- [Assignment]:
Your answer should consist of each line below that contains the string "true".

(Stored data)
== Segment start ==

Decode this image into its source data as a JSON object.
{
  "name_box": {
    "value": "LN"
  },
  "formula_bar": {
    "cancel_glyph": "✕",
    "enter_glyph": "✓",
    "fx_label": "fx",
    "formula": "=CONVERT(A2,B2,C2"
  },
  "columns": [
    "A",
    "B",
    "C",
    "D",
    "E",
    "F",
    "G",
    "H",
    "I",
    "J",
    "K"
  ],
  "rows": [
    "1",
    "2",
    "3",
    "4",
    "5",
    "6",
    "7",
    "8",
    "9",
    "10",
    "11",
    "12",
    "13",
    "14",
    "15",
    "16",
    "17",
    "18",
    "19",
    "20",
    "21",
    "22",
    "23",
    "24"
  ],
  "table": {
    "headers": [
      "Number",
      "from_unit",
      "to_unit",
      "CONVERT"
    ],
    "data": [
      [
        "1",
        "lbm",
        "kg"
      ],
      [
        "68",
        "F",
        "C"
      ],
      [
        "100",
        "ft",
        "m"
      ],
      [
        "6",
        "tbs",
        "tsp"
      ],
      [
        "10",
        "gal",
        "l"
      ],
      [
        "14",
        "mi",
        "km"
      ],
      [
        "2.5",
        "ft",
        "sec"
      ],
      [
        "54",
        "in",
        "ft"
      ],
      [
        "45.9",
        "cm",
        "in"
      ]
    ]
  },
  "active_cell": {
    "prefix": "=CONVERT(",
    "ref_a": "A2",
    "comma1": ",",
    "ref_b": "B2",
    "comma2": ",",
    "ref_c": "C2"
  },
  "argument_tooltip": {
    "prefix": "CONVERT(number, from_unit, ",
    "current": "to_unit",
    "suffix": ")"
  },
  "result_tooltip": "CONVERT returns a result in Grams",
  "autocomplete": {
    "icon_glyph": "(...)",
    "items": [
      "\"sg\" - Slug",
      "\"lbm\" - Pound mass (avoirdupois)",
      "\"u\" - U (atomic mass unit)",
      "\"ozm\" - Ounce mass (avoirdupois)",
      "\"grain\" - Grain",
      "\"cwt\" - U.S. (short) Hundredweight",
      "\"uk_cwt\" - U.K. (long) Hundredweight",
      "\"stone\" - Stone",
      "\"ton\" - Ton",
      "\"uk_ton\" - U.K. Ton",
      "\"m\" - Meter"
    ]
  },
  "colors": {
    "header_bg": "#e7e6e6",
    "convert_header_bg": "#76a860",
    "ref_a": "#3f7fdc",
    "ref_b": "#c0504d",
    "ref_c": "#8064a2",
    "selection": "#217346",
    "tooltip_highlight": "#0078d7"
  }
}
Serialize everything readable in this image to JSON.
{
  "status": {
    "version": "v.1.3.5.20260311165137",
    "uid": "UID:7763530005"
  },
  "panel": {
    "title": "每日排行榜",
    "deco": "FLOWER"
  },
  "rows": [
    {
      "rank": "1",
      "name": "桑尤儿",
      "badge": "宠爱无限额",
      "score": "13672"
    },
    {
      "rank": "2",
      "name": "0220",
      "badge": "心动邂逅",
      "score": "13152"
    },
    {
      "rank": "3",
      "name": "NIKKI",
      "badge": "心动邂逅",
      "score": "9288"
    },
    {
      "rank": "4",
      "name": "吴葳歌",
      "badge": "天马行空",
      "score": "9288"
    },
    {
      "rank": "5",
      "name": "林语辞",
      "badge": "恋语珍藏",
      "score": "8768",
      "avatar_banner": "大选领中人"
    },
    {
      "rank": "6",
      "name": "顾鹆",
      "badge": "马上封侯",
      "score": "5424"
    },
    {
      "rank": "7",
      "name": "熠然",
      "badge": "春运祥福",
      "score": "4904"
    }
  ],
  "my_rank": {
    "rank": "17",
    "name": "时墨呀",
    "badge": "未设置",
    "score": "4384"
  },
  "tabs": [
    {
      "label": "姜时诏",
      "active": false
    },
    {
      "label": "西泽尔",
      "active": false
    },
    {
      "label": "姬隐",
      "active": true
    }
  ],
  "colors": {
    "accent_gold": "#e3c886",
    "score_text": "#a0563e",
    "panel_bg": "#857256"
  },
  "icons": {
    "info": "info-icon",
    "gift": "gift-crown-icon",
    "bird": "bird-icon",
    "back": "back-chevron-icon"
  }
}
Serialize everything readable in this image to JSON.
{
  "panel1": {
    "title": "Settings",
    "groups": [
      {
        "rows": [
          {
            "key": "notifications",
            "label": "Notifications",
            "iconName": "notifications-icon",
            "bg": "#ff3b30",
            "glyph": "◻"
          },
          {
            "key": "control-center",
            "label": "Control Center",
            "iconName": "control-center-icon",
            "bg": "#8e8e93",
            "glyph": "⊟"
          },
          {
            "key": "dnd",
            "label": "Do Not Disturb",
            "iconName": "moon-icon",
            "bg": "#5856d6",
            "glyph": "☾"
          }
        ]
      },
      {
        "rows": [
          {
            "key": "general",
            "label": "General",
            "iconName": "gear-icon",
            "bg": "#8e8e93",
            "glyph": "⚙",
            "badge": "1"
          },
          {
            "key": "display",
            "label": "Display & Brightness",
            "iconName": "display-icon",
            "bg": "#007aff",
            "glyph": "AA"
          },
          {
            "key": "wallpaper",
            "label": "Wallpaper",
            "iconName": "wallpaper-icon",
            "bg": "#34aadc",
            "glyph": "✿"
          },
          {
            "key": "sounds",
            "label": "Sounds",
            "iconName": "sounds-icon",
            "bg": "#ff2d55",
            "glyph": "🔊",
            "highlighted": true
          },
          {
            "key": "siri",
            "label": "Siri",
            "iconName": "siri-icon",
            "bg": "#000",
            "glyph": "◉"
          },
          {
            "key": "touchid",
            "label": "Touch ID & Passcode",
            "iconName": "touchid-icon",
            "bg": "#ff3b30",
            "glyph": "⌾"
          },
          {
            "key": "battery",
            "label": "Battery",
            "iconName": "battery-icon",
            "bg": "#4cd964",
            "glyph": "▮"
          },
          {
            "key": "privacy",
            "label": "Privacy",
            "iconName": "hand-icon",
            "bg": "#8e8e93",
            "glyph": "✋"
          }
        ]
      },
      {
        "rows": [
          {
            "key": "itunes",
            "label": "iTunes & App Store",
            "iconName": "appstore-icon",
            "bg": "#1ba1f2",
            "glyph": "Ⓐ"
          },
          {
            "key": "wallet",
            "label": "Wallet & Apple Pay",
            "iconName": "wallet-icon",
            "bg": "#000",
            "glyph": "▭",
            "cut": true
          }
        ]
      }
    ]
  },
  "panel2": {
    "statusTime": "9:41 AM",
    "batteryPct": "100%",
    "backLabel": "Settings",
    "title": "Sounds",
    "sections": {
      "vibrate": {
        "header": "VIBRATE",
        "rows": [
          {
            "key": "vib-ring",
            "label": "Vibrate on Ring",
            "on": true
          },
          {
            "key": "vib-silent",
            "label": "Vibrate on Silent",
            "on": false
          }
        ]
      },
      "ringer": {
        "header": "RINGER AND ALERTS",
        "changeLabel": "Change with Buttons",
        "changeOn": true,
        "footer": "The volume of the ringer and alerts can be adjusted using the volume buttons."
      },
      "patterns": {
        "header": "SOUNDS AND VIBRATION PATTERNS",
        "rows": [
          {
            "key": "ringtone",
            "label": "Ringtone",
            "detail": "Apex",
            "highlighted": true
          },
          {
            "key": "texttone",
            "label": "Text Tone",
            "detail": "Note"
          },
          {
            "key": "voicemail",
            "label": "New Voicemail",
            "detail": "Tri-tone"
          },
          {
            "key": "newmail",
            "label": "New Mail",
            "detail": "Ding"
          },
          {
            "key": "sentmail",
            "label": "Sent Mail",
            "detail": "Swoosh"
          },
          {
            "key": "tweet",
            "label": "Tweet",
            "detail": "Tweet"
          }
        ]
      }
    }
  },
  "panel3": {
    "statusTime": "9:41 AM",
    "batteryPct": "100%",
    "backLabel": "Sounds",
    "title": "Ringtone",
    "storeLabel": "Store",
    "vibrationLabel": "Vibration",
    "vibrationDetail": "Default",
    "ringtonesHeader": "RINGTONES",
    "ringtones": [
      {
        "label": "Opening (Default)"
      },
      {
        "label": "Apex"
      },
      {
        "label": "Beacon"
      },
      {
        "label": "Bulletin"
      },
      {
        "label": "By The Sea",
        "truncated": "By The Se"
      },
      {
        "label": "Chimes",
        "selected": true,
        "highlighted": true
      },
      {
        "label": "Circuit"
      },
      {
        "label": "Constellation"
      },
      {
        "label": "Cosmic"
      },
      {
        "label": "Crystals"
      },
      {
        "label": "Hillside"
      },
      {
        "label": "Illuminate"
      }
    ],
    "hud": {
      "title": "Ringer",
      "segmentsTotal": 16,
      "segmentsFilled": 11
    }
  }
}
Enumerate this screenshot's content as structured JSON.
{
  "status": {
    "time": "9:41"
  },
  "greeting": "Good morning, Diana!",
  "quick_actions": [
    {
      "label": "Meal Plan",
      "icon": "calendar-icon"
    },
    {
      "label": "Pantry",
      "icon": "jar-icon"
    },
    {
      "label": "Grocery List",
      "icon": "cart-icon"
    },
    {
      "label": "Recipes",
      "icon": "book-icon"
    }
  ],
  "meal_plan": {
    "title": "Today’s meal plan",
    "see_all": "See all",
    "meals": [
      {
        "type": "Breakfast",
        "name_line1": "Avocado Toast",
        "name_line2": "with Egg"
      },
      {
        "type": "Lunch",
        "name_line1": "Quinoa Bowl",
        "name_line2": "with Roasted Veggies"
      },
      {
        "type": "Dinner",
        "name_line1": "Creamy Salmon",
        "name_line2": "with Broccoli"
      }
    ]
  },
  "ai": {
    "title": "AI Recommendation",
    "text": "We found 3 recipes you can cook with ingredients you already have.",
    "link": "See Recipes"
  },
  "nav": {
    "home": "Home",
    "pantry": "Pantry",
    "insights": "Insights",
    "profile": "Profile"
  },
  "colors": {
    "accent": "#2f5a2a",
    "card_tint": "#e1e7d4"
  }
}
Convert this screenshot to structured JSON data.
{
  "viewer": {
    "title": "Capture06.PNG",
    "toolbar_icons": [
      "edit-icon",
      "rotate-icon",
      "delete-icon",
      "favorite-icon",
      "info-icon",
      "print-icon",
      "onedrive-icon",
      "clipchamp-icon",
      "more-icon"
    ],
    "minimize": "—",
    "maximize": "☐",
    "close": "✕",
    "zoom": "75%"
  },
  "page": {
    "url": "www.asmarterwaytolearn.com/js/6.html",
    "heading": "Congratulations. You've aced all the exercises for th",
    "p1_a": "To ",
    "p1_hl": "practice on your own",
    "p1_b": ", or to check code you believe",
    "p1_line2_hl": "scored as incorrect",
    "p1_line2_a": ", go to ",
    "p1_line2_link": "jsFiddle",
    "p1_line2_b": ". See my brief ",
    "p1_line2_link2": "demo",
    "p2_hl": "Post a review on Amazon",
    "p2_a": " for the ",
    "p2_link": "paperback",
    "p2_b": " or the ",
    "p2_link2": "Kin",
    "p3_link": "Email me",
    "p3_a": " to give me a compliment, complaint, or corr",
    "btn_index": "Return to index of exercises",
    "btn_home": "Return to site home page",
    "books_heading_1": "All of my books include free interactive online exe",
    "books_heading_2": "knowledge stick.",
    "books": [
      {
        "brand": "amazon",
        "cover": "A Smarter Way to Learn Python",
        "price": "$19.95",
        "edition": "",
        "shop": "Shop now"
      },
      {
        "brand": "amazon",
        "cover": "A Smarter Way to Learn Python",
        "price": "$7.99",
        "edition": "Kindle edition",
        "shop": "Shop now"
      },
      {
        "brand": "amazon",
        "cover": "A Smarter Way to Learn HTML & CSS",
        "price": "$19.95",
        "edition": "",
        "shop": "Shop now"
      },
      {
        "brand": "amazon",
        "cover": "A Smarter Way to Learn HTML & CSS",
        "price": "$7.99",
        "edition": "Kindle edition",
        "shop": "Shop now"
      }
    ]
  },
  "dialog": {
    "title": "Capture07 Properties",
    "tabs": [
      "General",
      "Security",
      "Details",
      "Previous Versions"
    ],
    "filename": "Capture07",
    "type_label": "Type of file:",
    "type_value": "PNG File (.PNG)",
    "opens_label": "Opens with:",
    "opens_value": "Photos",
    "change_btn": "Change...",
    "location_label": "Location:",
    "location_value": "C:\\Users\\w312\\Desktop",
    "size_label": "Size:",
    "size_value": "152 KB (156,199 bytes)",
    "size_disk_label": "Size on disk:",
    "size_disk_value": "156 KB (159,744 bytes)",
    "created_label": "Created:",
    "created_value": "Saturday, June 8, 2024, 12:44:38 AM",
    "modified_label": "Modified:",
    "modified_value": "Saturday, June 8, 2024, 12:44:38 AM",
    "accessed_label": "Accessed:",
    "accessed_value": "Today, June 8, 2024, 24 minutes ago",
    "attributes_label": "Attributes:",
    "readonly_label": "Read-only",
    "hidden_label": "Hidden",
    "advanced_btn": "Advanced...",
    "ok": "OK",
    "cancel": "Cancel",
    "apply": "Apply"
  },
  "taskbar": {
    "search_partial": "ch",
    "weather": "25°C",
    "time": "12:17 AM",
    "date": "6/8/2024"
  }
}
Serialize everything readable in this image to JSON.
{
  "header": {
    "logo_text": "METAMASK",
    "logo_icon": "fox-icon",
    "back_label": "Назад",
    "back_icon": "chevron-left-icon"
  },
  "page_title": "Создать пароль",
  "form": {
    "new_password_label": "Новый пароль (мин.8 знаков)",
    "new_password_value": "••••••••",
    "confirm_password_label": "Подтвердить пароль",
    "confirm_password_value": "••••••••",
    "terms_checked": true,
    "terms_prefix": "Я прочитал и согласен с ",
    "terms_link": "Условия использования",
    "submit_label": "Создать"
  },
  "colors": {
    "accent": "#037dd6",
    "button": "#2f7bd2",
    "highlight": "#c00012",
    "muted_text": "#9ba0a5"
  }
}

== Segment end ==

- [Answer to this problem]:
      "active": true
            "highlighted": true
            "cut": true
            "on": true
        "changeOn": true,
            "highlighted": true
        "selected": true,
        "highlighted": true
    "terms_checked": true,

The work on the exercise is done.